Determine which lines of the records include the word "СКРЭП", and copy them.
::::::::::
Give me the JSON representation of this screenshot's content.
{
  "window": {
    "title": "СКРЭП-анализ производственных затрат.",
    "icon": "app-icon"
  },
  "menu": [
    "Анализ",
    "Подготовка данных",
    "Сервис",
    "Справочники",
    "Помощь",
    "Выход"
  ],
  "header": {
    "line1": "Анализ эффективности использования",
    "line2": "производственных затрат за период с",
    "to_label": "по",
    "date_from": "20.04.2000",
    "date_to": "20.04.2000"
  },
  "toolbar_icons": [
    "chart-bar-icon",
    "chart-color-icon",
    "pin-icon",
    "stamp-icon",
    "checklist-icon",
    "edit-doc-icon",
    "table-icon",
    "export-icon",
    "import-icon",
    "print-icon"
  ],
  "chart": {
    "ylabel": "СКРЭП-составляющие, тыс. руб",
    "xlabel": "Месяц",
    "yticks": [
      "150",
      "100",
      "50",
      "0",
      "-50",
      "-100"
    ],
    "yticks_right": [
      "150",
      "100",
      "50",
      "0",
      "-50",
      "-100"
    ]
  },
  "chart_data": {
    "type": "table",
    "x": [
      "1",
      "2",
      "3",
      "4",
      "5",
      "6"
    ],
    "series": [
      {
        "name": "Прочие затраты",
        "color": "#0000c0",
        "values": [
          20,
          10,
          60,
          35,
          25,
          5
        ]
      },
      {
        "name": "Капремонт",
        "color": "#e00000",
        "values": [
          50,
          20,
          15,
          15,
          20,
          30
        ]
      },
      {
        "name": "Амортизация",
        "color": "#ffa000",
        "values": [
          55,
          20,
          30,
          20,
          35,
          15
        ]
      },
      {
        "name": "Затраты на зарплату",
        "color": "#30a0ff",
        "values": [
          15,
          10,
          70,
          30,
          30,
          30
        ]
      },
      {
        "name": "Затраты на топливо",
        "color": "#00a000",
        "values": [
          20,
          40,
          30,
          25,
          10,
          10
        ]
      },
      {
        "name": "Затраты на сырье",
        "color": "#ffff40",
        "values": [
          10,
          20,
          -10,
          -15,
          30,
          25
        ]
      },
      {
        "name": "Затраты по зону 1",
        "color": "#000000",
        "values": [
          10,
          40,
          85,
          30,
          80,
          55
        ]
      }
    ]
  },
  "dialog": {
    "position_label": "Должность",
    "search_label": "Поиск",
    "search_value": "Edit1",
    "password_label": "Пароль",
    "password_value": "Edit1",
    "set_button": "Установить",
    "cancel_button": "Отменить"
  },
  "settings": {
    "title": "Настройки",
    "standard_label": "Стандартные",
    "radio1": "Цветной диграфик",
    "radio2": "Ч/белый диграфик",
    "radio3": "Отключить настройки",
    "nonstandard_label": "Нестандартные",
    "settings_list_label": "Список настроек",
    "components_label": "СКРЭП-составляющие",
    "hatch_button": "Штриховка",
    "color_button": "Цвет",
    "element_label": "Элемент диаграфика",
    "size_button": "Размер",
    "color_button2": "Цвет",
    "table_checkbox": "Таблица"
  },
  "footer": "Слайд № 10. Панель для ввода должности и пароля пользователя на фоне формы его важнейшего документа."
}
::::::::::
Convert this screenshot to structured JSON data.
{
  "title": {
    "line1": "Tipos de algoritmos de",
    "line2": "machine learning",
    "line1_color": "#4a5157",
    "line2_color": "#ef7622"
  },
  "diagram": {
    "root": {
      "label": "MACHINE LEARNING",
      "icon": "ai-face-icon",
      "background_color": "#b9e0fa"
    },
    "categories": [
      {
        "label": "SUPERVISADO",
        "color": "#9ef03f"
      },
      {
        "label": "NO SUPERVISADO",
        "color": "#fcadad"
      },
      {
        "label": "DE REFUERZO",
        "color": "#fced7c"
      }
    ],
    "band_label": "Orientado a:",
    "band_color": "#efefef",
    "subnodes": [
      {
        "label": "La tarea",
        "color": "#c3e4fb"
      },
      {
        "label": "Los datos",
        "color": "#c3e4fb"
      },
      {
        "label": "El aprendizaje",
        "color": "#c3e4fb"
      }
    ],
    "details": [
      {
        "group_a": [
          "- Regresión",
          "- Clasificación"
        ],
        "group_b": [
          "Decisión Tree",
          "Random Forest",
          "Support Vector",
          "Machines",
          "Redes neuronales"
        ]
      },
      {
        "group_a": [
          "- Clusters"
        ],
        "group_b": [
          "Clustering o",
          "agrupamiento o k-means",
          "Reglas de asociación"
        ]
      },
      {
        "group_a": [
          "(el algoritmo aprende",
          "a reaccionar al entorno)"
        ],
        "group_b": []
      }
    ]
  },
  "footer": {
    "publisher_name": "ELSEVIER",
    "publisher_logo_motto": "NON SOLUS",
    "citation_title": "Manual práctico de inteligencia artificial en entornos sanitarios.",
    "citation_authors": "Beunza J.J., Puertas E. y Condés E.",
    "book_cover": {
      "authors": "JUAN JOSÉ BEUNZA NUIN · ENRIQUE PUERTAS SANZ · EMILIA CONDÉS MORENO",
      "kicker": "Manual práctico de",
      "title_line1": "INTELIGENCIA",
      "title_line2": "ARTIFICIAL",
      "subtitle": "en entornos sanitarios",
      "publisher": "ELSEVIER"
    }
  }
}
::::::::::
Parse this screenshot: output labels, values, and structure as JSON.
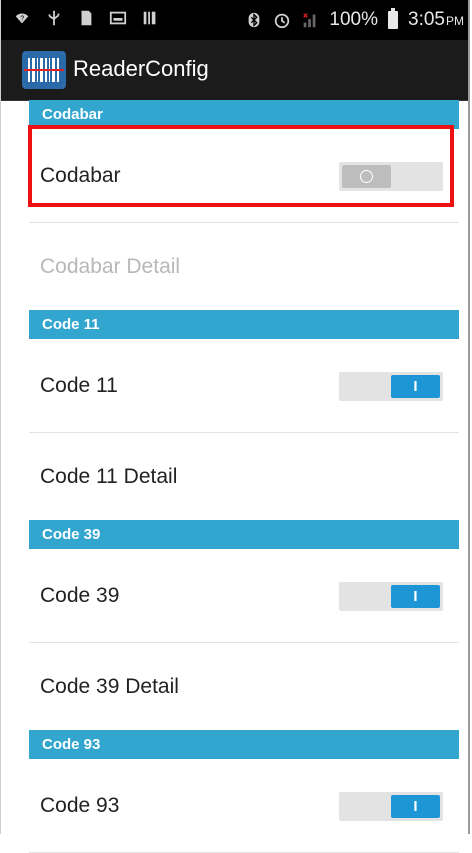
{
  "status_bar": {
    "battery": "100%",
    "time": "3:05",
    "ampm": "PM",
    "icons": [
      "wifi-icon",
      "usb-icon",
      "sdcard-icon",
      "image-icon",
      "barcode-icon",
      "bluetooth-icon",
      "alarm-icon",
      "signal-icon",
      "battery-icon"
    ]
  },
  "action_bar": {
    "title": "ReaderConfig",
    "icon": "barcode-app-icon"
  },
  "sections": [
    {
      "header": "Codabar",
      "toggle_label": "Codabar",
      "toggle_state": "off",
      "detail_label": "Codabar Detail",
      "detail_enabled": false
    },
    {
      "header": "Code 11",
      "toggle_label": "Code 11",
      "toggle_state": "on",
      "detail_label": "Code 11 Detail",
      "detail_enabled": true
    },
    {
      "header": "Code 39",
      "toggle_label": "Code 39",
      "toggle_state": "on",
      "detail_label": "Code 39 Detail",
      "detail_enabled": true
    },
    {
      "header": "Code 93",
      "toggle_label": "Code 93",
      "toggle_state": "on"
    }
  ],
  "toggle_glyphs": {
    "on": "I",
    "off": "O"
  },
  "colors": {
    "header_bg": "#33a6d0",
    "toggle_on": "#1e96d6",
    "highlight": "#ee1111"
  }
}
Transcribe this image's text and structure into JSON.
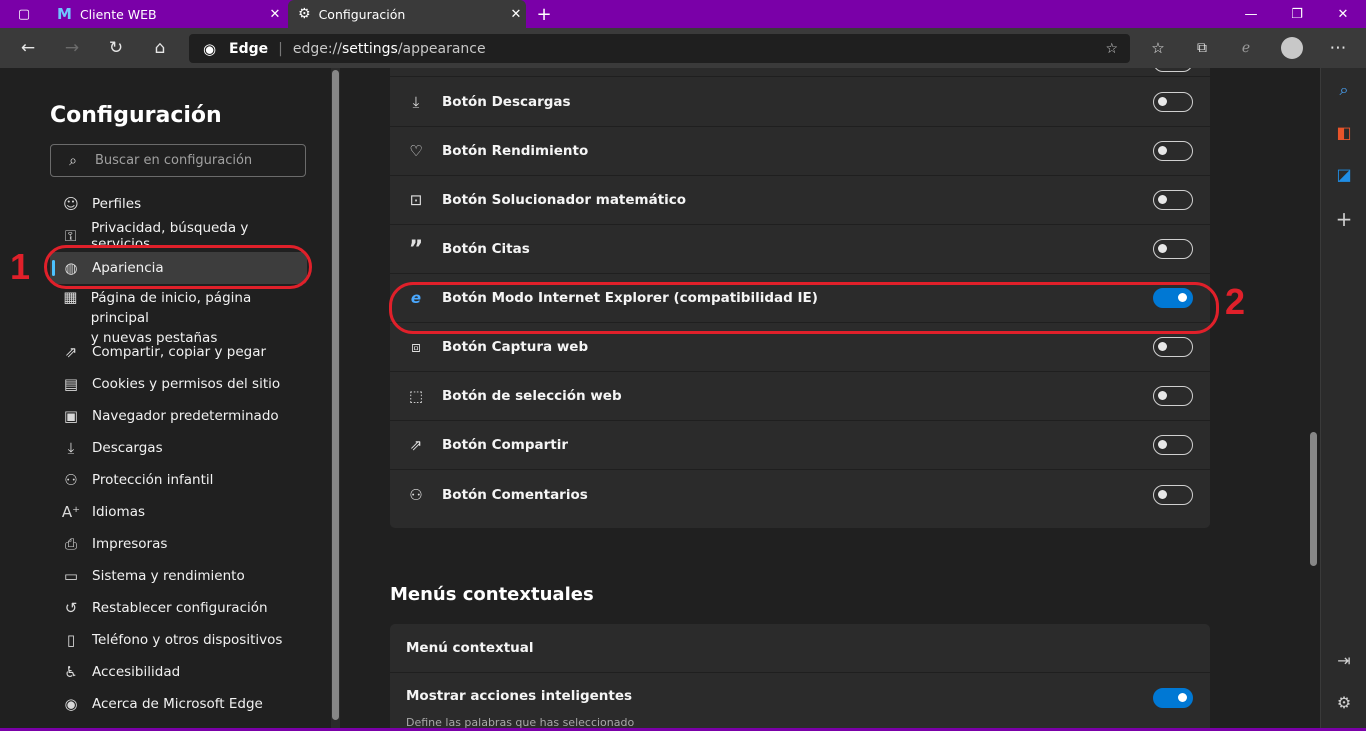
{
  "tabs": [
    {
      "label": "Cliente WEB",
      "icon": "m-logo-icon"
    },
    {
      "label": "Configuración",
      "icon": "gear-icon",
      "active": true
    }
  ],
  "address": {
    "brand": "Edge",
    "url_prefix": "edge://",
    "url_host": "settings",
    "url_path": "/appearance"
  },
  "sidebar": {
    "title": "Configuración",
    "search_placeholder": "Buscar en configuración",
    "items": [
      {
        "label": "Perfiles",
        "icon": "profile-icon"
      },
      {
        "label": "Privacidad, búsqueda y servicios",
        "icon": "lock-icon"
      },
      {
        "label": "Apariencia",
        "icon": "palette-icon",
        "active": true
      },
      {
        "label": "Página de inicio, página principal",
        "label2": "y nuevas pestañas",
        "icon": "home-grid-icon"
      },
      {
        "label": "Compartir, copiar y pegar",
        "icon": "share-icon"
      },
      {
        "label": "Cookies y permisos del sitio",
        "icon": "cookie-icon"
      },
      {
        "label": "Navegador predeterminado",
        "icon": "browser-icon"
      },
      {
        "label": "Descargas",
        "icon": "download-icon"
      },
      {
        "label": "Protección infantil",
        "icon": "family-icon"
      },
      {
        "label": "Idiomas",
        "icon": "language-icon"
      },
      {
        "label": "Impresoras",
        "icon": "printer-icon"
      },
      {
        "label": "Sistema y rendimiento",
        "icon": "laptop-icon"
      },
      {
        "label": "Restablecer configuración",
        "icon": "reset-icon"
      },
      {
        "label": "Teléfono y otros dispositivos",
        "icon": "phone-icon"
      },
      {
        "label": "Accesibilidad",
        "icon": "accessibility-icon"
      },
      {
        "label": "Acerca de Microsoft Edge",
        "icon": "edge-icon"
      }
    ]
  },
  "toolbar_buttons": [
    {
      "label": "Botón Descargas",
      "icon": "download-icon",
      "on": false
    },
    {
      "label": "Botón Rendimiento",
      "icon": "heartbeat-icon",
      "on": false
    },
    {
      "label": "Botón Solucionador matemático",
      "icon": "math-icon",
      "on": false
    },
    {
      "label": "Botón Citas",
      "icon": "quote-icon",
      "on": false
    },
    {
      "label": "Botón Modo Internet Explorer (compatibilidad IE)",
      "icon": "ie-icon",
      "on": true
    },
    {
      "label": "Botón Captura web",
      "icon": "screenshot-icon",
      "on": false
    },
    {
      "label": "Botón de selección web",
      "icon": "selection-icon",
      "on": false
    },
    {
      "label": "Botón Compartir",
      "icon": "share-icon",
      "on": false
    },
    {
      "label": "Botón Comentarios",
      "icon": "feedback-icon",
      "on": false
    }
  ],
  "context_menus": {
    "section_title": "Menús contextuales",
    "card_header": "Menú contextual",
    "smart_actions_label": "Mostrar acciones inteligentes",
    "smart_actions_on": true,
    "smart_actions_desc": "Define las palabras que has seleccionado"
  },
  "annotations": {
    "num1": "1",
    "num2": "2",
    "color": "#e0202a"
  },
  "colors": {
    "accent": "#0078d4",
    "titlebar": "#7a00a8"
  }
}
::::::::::
_Written solution_:
    "title": "СКРЭП-анализ производственных затрат.",
    "ylabel": "СКРЭП-составляющие, тыс. руб",
    "components_label": "СКРЭП-составляющие",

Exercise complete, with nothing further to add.